This word is rapidly becoming most used in the business world - often abused and misused.
Sentences like "the system is down" and "today the system is a bit slow" and "the system does not allow this...." are heard more and more frequently: in a bank, at airport check-in, in industry.
It would appear that transactions, operations, activities, even entire organisations rotate around and depend on a "system".
It would also appear that people (personnel) operating or working with the "system" are not capable of doing anything at all when the "system" does not function as it should. Not only: many seem to be happy there is a problem with the "system", because this grants them an unexpected break....
The matter requires further investigations.
By "system" I do not refer only to IT Systems, so powerful but also so "delicate", so "fragile".
There are other "systems" that have nothing to do with technology: Organisational Systems.
Every business, every organisation - private or public - works with a "system": made up of policies, rules, procedures, job descriptions, and the like - and also bureaucracy.
People (personnel) operate according to what the "system" demands and expects from them.
For instance, if a frontline employee receives a customer's complaint he/she cannot deal with, the complaint is "escalated" to upper levels, because that's what the "system" caters for.
So, do we perhaps have two "systems", one purely "technological" (IT) and the other "organisational"?
No. There is only one: the former is produced by the latter. The "system" governs everything.
Why do we need a "system"? Simply because we don't have sufficient confidence in people, employees. If there is a system in place, with its rules and procedures, everyone in an organisation will (or should) know what to do, under any circumstance. Behaviours are predefined - responses and reactions are pre-baked - to the extent that in very formal and rigid "traditional systems", personnel are not even expected to take initiatives of any sort ("the system is slow/down....").
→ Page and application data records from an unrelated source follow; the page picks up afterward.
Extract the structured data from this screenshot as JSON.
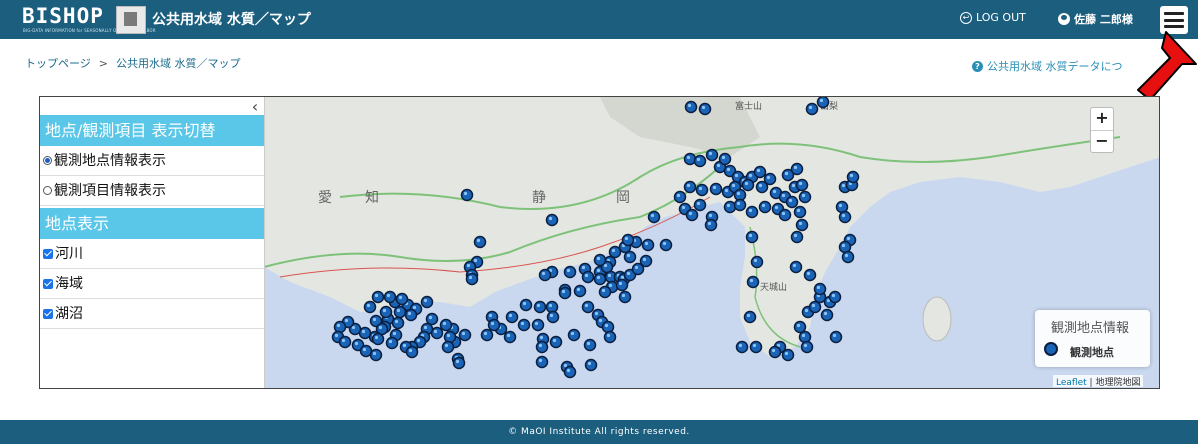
{
  "header": {
    "logo": "BISHOP",
    "logo_sub": "BIG-DATA INFORMATION for SEASONALLY OPERATED HARBOR",
    "app_title": "公共用水域 水質／マップ",
    "logout_label": "LOG OUT",
    "user_name": "佐藤 二郎様",
    "brand_color": "#1b5e7e"
  },
  "breadcrumb": {
    "home": "トップページ",
    "separator": ">",
    "current": "公共用水域 水質／マップ"
  },
  "help_link": "公共用水域 水質データにつ",
  "panel": {
    "section1_title": "地点/観測項目 表示切替",
    "radios": [
      {
        "label": "観測地点情報表示",
        "checked": true
      },
      {
        "label": "観測項目情報表示",
        "checked": false
      }
    ],
    "section2_title": "地点表示",
    "checks": [
      {
        "label": "河川",
        "checked": true
      },
      {
        "label": "海域",
        "checked": true
      },
      {
        "label": "湖沼",
        "checked": true
      }
    ]
  },
  "map": {
    "zoom_in": "+",
    "zoom_out": "−",
    "labels": [
      "富士山",
      "山梨",
      "静",
      "岡",
      "愛",
      "知",
      "天城山"
    ],
    "legend_title": "観測地点情報",
    "legend_item": "観測地点",
    "attribution_leaflet": "Leaflet",
    "attribution_sep": "|",
    "attribution_source": "地理院地図"
  },
  "footer": "© MaOI Institute All rights reserved."
}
A "system" requires people with a certain specialisation and ample skills within that area of specialisation. Just have a look at personnel recruitment adverts: that's what the "system" wants.
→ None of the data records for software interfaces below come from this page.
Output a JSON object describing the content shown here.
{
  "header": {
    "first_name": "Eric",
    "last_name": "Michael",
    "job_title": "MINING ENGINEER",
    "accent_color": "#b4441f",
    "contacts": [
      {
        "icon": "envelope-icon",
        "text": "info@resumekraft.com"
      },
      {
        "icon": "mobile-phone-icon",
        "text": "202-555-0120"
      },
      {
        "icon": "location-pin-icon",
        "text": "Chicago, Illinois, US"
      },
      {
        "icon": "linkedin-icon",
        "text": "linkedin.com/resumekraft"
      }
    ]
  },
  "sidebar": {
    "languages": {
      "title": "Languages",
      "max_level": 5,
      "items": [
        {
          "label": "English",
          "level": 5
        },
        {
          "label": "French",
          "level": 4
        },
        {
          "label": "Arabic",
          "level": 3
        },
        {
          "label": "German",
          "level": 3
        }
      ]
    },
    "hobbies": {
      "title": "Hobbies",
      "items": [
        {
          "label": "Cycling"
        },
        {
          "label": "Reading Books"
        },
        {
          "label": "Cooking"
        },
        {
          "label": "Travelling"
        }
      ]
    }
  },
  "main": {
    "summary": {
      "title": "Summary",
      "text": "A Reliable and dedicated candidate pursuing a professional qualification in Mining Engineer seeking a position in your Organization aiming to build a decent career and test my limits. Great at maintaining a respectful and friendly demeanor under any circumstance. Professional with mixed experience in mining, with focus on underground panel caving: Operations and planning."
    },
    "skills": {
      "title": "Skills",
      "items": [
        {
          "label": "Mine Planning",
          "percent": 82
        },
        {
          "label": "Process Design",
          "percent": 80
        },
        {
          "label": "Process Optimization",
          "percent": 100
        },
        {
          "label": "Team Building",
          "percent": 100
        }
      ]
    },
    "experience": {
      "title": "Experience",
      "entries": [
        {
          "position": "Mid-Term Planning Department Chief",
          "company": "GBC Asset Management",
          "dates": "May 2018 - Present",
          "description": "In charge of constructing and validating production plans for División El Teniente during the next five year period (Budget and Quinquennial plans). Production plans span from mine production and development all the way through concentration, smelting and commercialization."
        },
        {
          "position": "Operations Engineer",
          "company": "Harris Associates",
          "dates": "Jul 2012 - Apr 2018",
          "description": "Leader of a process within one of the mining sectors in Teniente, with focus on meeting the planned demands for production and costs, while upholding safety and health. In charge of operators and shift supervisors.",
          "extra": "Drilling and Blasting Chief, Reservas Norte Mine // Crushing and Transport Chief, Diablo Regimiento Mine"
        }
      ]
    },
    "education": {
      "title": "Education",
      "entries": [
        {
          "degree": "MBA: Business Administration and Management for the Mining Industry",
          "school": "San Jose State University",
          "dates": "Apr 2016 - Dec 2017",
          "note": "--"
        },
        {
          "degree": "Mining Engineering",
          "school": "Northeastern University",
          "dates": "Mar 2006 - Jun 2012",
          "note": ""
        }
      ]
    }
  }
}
Just look at what happens in South Africa nowadays: the focus is on single-skill, single-specialisation. Why? Because that is easily produced and then easily managed.
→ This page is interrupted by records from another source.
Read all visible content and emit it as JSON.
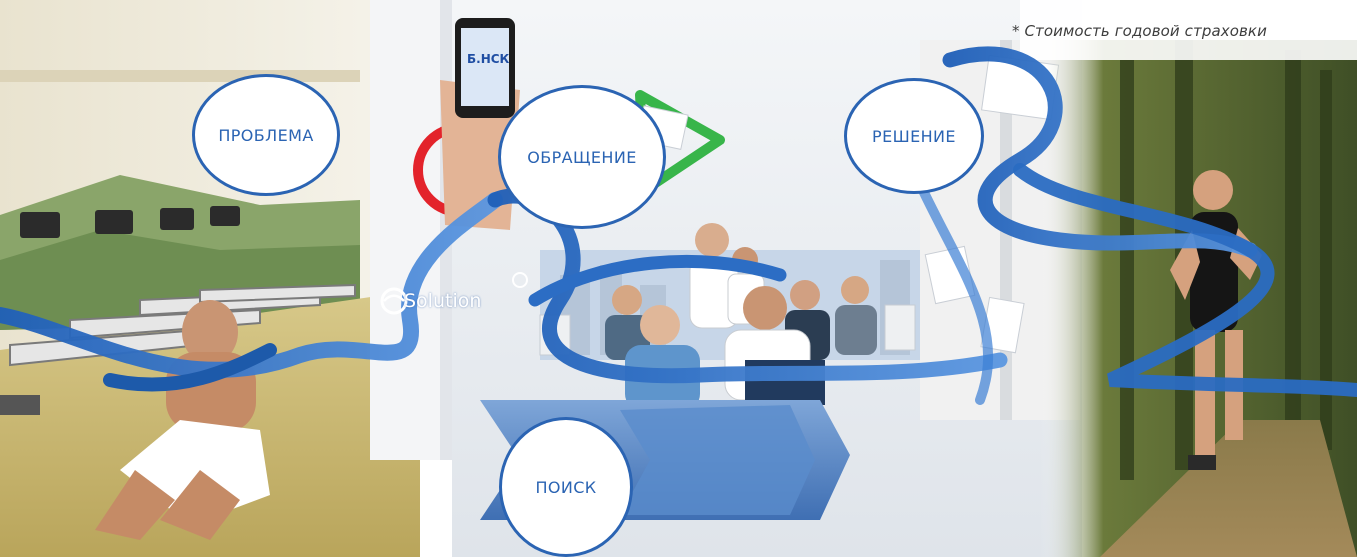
{
  "footnote": "* Стоимость годовой страховки",
  "steps": {
    "problem": "ПРОБЛЕМА",
    "request": "ОБРАЩЕНИЕ",
    "search": "ПОИСК",
    "solution": "РЕШЕНИЕ"
  },
  "brand": {
    "solution_logo": "Solution",
    "phone_screen": "Б.НСК"
  },
  "colors": {
    "accent": "#2b64b3",
    "ribbon": "#3a7bd5"
  }
}
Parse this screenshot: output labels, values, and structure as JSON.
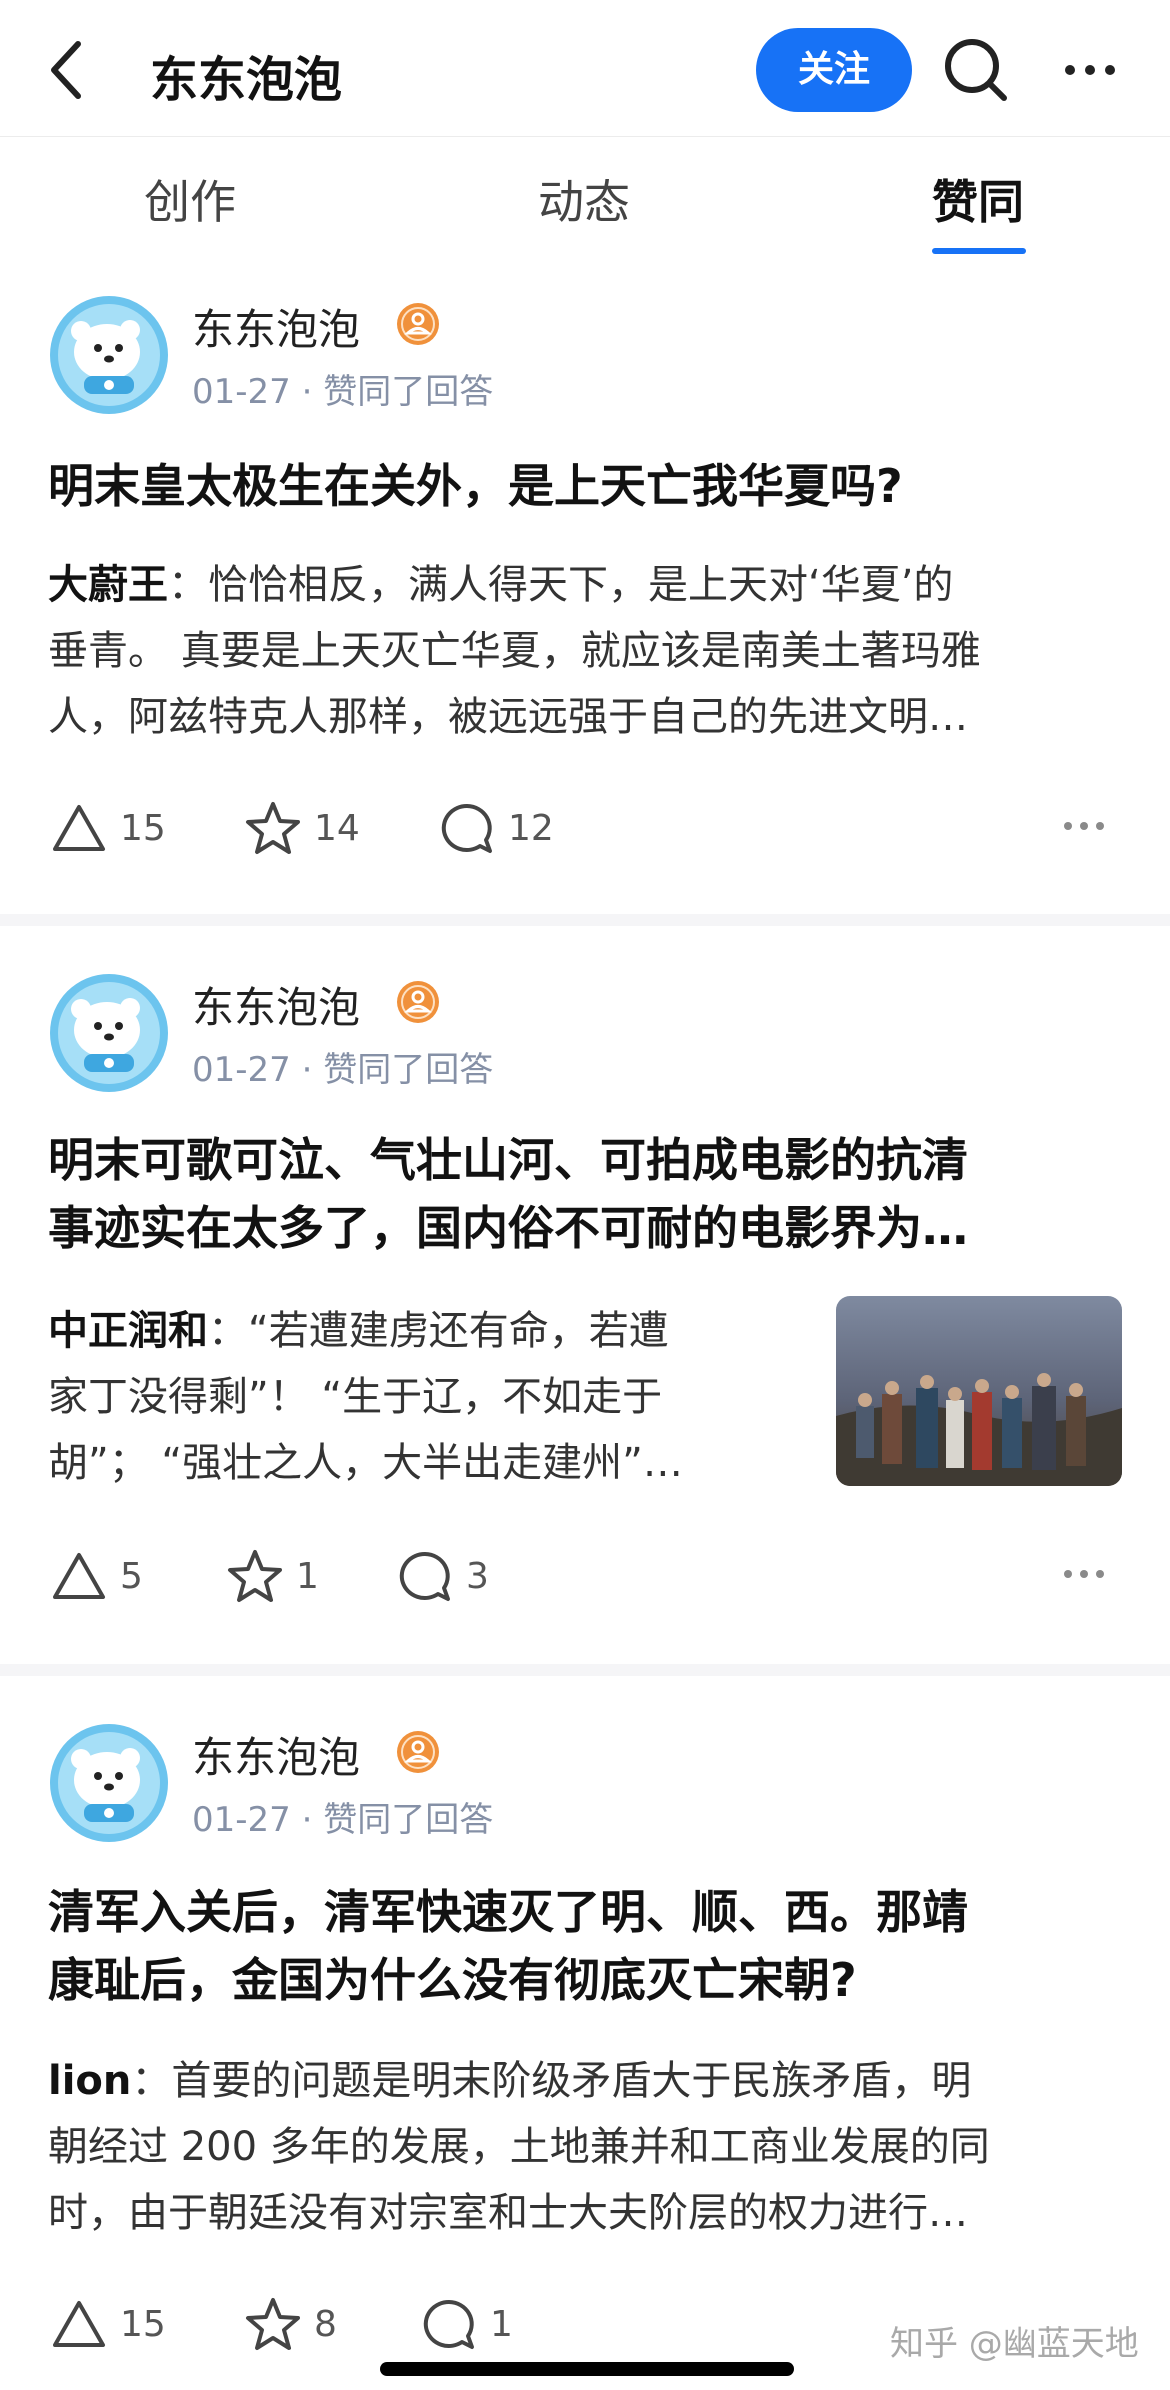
{
  "header": {
    "title": "东东泡泡",
    "follow_label": "关注"
  },
  "tabs": [
    {
      "label": "创作"
    },
    {
      "label": "动态"
    },
    {
      "label": "赞同"
    }
  ],
  "cards": [
    {
      "user": "东东泡泡",
      "meta": "01-27 · 赞同了回答",
      "title_lines": [
        "明末皇太极生在关外，是上天亡我华夏吗?"
      ],
      "author": "大蔚王",
      "excerpt_lines": [
        "：恰恰相反，满人得天下，是上天对‘华夏’的",
        "垂青。 真要是上天灭亡华夏，就应该是南美土著玛雅",
        "人，阿兹特克人那样，被远远强于自己的先进文明…"
      ],
      "upvotes": "15",
      "stars": "14",
      "comments": "12"
    },
    {
      "user": "东东泡泡",
      "meta": "01-27 · 赞同了回答",
      "title_lines": [
        "明末可歌可泣、气壮山河、可拍成电影的抗清",
        "事迹实在太多了，国内俗不可耐的电影界为…"
      ],
      "author": "中正润和",
      "excerpt_lines": [
        "：“若遭建虏还有命，若遭",
        "家丁没得剩”！ “生于辽，不如走于",
        "胡”； “强壮之人，大半出走建州”…"
      ],
      "upvotes": "5",
      "stars": "1",
      "comments": "3"
    },
    {
      "user": "东东泡泡",
      "meta": "01-27 · 赞同了回答",
      "title_lines": [
        "清军入关后，清军快速灭了明、顺、西。那靖",
        "康耻后，金国为什么没有彻底灭亡宋朝?"
      ],
      "author": "lion",
      "excerpt_lines": [
        "：首要的问题是明末阶级矛盾大于民族矛盾，明",
        "朝经过 200 多年的发展，土地兼并和工商业发展的同",
        "时，由于朝廷没有对宗室和士大夫阶层的权力进行…"
      ],
      "upvotes": "15",
      "stars": "8",
      "comments": "1"
    }
  ],
  "watermark": "知乎 @幽蓝天地",
  "colors": {
    "accent": "#1772f6",
    "meta_gray": "#8590a6"
  }
}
The priciple is exasperated to extreme levels: newcomers to the work market are strongly invited to get a "single-skill" specialisation, as door-opener to finding a job. So today people can (and should) get a "certificate" of qualification in bricklaying, plastering, tiling, painting (yes, painting!), and so on....
This is what the "system" wants and caters for: personnel with a single-skill ability. The principle behind this scheme is "job creation" - which is positive. Unfortunately there is an enormous difference between "job creation" and "wealth creation". The latter may produce the former, but not vice-versa!
Decades ago we were trying hard to produce "artisans", capable of carrying out in a satisfactory manner different tasks in multi-skill mode - today we try to produce painters.....
The net conclusion is that people perform just as the system expects them to perform. Employees' level of performance can never (with just few exceptions) exceed the "ceiling" set by the "system". This is a theorem.
There are exceptions, though: when a "system" is not totally inflexible and a degree of freedom is left to personnel, initiatives are taken and employees' performance can become higher, even exceptional. As an extreme example, just think of heroic acts implemented by firemen during a blaze fighting mission...
But exceptions are only exceptions. The general rule is that people perform at the level the system allows them to act by.
It would appear there is a vicious circle: yes, there is one.
A "traditional system" is funded on: people with single-skill, specialised, dedicated to a task, single-function, limited responsibilities (only within the "task"), top-driven and governed, top-controlled, sufficiently motivated (to perform the assigned task), and, generally, poorly job-satisfied. People performance is limited. The organisation's performance is also limited (cannot exceed the level set by the "system"!). Most businesses, private and public organisations, enterprises of any sort, operate and function in this way, rotating around a vicious spiral.
What is the way out?
Lean. Lean Management is the only way out.
Lean principles (maximum output value to customers - minimal/zero waste in those processes producing value), the core of the Second Industrial Revolution, are based on totally different concepts than those that created "systems": people multi-skill, multi-function, inserted into and acting in a "process", fully responsible for the process' output value, highly self-motivated, enthusiastic about the initiatives they can take to improve their processes day-after-day, thrilled by the creative thinking they are expected to produce regularly, and, generally, highly job-satisfied.
The "system" gradually becomes more flexible, definitely less bureaucratic, lean-organised (but never chaotic), less wasteful, highly reactive to the needs/expectations of customers, faster in generating results, dynamic, open to change, targeting at continuous improvement.
A positive circle, a formula for long-term success.
Based on people (not on rules), based on confidence that people can and will perform if an area of purpose is given to them.